Entries from a dataset of interfaces:
——————

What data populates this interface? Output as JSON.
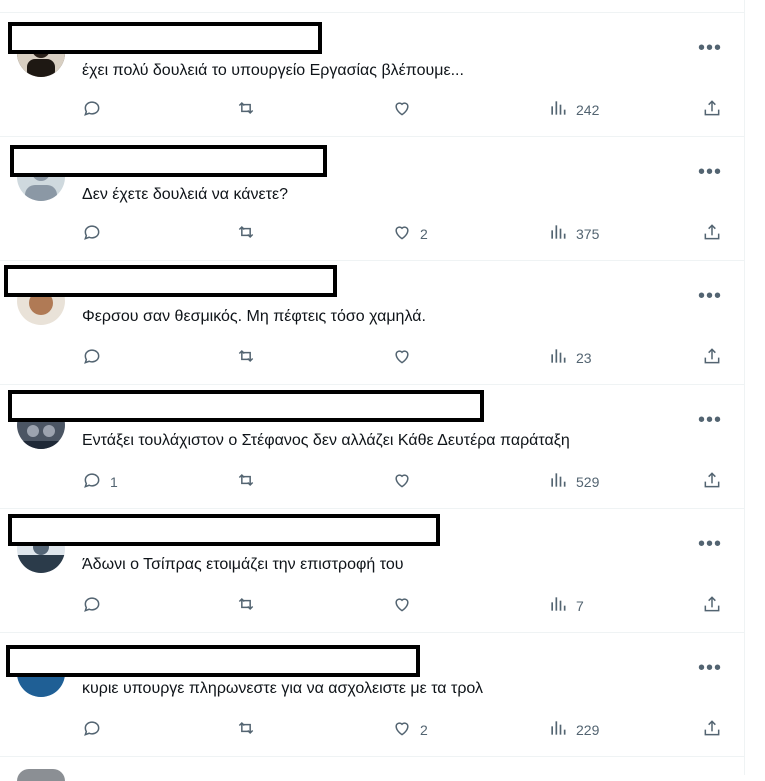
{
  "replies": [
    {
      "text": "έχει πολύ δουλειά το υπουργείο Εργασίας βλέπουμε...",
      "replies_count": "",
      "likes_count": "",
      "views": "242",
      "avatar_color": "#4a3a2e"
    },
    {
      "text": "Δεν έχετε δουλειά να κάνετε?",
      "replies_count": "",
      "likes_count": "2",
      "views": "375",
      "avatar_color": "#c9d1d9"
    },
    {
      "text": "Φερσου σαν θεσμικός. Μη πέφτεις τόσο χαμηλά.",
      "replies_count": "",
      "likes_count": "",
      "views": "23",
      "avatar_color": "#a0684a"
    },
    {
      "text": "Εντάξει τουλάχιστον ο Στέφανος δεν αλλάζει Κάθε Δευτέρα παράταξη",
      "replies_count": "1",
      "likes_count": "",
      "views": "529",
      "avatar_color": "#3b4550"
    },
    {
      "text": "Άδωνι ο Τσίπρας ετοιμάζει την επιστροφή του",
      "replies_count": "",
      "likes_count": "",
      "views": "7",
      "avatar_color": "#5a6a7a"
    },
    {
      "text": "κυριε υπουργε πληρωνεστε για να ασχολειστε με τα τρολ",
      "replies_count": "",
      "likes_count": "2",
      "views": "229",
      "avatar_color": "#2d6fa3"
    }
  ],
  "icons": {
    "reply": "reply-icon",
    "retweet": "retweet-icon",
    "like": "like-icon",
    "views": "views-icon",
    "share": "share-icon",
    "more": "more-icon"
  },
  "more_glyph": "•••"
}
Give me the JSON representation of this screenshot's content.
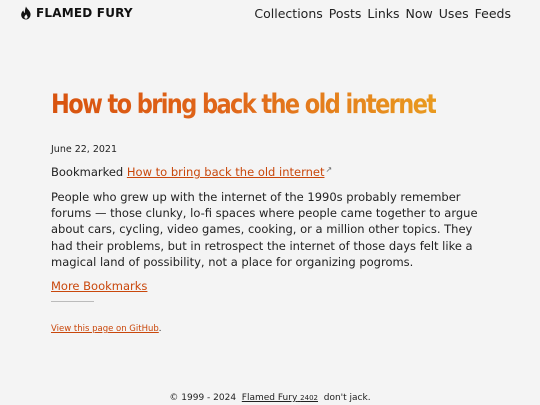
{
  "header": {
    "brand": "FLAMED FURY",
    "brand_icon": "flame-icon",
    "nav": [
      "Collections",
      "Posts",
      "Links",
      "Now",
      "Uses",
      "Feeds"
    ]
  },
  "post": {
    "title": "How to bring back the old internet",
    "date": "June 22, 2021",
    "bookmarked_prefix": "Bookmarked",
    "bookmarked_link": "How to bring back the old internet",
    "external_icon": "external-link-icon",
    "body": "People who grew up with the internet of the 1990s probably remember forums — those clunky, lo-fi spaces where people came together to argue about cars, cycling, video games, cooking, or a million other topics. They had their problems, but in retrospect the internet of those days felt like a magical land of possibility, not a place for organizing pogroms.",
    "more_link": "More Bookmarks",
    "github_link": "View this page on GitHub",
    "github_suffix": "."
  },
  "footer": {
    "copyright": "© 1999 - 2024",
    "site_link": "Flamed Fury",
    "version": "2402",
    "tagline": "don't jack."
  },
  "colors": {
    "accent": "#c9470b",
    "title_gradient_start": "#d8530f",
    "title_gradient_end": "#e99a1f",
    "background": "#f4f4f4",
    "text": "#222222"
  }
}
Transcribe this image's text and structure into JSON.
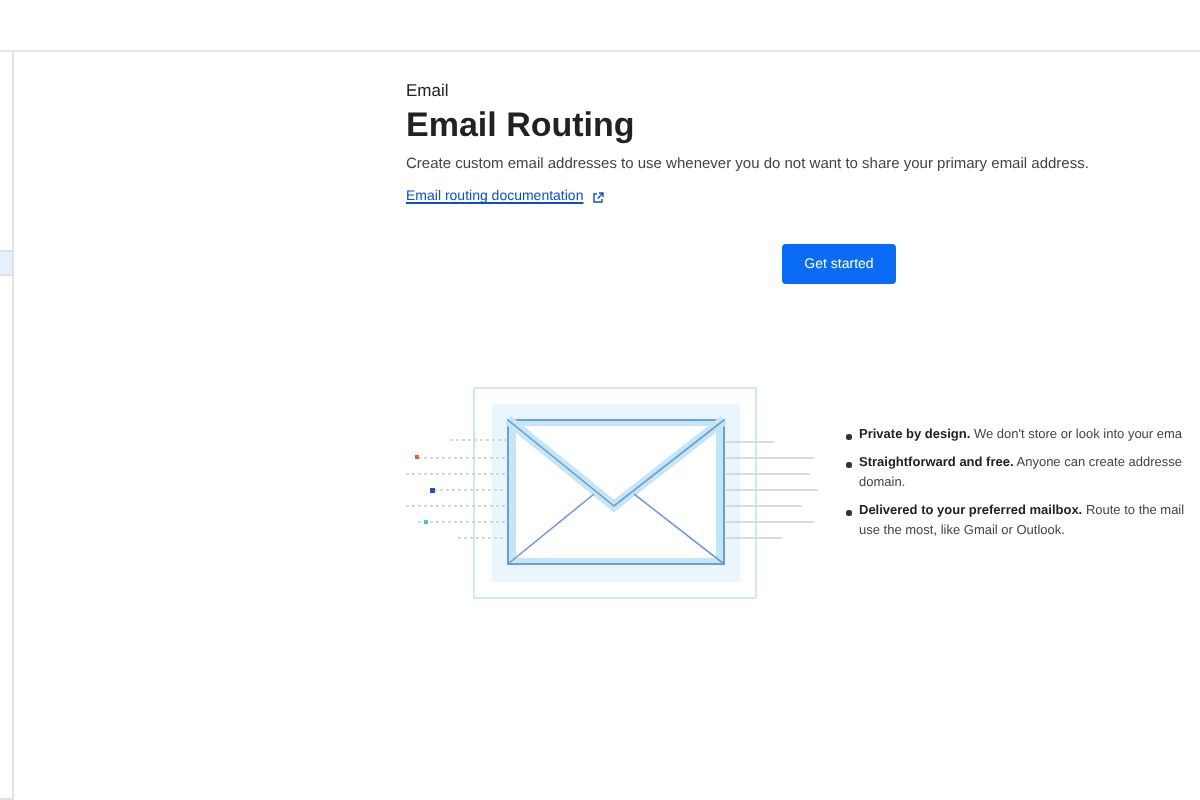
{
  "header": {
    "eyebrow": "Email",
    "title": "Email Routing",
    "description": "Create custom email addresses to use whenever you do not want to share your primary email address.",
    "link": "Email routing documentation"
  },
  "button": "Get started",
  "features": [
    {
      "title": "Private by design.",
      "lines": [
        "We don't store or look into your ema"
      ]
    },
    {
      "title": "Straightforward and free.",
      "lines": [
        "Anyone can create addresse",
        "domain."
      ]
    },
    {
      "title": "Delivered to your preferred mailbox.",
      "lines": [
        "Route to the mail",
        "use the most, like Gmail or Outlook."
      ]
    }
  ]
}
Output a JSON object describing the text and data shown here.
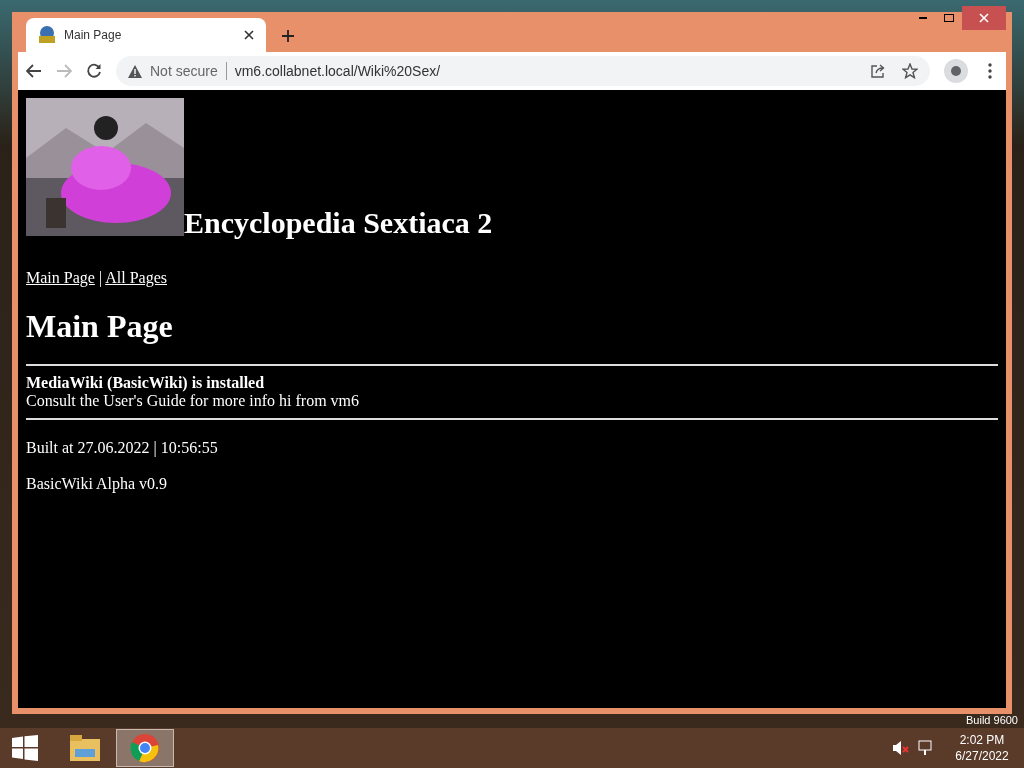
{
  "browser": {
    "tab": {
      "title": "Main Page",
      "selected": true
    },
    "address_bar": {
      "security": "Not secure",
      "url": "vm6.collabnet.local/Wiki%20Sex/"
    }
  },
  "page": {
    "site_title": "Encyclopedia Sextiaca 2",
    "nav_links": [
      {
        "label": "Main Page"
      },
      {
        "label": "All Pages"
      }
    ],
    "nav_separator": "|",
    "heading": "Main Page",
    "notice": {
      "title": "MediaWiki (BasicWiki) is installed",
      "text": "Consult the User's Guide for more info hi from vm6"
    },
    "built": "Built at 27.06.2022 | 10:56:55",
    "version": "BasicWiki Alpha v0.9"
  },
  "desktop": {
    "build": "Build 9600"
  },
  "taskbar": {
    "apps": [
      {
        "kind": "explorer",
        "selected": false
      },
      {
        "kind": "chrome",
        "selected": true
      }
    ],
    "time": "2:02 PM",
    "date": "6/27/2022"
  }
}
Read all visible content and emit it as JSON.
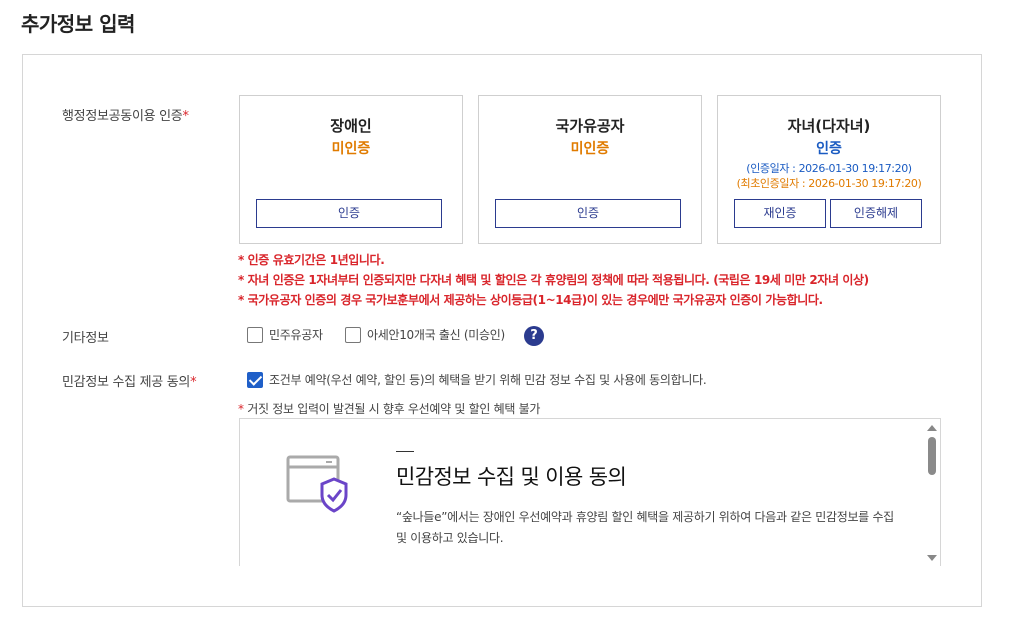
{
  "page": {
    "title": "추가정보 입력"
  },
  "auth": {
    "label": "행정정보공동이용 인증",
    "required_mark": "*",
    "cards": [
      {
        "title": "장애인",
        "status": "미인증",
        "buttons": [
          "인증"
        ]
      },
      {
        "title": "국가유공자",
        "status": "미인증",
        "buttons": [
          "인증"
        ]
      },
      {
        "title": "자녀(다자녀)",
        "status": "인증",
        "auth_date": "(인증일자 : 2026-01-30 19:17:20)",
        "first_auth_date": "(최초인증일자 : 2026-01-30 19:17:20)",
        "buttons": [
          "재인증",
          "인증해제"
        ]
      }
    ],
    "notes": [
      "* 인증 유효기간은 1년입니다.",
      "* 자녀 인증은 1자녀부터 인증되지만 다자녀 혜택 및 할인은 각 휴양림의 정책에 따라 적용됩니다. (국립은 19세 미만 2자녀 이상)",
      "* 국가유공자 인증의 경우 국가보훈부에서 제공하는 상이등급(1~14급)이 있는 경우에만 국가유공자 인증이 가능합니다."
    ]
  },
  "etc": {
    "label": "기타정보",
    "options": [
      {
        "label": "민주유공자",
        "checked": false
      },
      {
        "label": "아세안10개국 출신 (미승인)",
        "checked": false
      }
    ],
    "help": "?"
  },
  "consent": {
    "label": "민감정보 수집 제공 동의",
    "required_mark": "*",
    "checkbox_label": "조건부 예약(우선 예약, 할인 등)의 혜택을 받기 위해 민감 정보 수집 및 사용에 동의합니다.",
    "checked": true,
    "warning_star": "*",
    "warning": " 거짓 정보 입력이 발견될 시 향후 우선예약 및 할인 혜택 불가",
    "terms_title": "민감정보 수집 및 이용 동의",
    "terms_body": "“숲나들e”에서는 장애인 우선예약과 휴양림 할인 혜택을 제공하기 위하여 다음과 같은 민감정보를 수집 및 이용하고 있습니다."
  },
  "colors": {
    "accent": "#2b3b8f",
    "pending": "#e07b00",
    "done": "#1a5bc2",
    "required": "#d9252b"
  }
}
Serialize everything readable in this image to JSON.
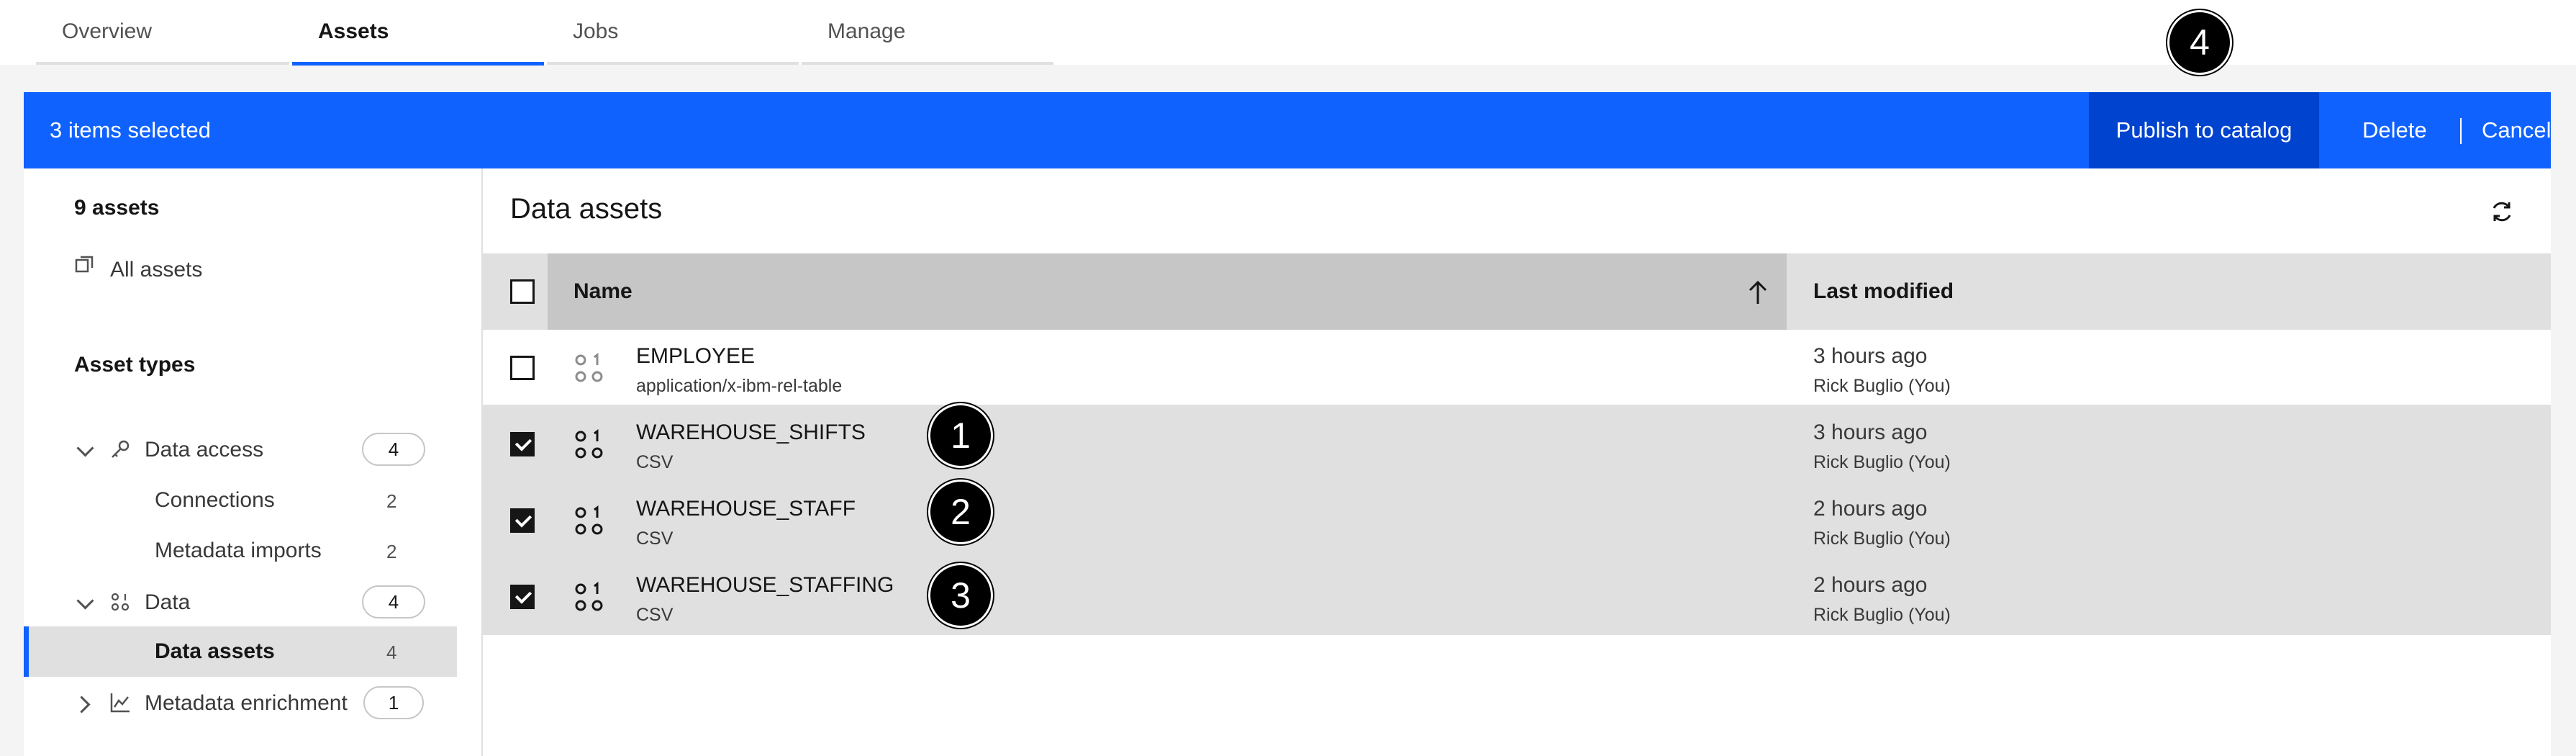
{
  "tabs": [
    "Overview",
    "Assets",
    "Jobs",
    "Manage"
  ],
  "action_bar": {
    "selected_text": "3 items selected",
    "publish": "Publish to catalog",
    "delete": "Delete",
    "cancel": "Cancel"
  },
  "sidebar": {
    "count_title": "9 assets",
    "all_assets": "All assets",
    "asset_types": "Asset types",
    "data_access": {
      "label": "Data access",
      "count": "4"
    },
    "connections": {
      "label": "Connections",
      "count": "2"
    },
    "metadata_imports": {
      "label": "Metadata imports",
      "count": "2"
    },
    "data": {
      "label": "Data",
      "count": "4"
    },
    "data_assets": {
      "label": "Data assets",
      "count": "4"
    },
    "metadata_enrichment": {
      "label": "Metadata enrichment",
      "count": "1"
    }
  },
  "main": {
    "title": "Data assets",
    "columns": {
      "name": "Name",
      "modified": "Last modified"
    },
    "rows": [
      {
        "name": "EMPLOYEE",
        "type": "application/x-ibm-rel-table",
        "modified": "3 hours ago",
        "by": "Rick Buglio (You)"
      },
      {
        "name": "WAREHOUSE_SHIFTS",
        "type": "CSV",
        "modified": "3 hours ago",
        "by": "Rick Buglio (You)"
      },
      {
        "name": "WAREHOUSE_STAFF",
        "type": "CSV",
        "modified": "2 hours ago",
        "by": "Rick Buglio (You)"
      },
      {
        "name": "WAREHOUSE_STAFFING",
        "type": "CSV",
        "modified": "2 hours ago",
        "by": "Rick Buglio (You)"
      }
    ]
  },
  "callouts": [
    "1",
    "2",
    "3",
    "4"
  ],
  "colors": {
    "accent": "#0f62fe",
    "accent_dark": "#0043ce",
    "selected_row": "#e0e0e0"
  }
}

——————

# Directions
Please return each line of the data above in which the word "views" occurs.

# Task response
      "views": "242",
      "views": "375",
      "views": "23",
      "views": "529",
      "views": "7",
      "views": "229",
    "views": "views-icon",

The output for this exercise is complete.